AnzerLag: Russian concentration camp on the Anzer Island on White Sea. On the Island, 47 km2, belonging to Solovetsky Islands archipelago, Russians organised one of the first concentration camps in Russia (part of Solovetsky Islands concentratoin camp). In 1930ties c. 32 Catholic priests were held there most of who perished. (more on: en.wikipedia.org [access: 2014.12.20])

Gulag: Network of Russian slave labour concentration camps. At any given time up to 12 mln inmates where held in them, milions perished. (more on: pl.wikipedia.org [access: 2014.05.09], en.wikipedia.org [access: 2014.05.09])

sources

personal:
biographies.library.nd.edu [access: 2014.12.20], traditio.wiki [access: 2016.03.14]
bibliograhical:
„Fate of the Catholic clergy in USSR 1917‑39. Martyrology”, Roman Dzwonkowski, SAC, ed. Science Society KUL, 2003, Lublin
original images:
www.russiacristiana.org [access: 2014.12.20], pbc.biaman.pl [access: 2019.05.30]

LETTER to CUSTODIAN/ADMINISTRATOR

If you have an email client on your communicator/computer — such as Mozilla Thunderbird, Windows Mail or Microsoft Outlook, described at Wikipedia, among others  — try the link below, please:

LETTER to CUSTODIAN/ADMINISTRATOR

If however you do not run such a client or the above link is not active please send an email to the Custodian/Administrator using your account — in your customary email/correspondence engine — at the following address:

EMAIL ADDRESS

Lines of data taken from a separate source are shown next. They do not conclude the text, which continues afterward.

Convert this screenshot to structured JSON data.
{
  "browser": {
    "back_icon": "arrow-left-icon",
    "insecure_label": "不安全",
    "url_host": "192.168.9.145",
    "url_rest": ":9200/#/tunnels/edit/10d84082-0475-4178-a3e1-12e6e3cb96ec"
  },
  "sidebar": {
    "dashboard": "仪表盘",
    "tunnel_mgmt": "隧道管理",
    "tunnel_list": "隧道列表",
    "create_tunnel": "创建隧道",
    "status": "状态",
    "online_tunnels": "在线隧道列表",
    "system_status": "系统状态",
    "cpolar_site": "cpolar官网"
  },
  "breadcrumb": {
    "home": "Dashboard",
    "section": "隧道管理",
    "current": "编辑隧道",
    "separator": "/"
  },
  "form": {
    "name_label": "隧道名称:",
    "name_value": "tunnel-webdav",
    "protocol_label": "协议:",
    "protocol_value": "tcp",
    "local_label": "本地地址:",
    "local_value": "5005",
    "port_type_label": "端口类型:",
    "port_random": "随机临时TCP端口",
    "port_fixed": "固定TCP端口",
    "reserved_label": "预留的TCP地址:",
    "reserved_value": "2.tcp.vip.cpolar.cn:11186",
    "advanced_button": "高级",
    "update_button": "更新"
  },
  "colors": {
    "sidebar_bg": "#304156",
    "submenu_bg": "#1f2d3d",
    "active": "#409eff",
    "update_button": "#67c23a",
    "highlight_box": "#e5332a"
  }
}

giving the following as the subject:

MARTYROLOGY: SZAWDZINIS Mieczyslav

To return to the biography press below: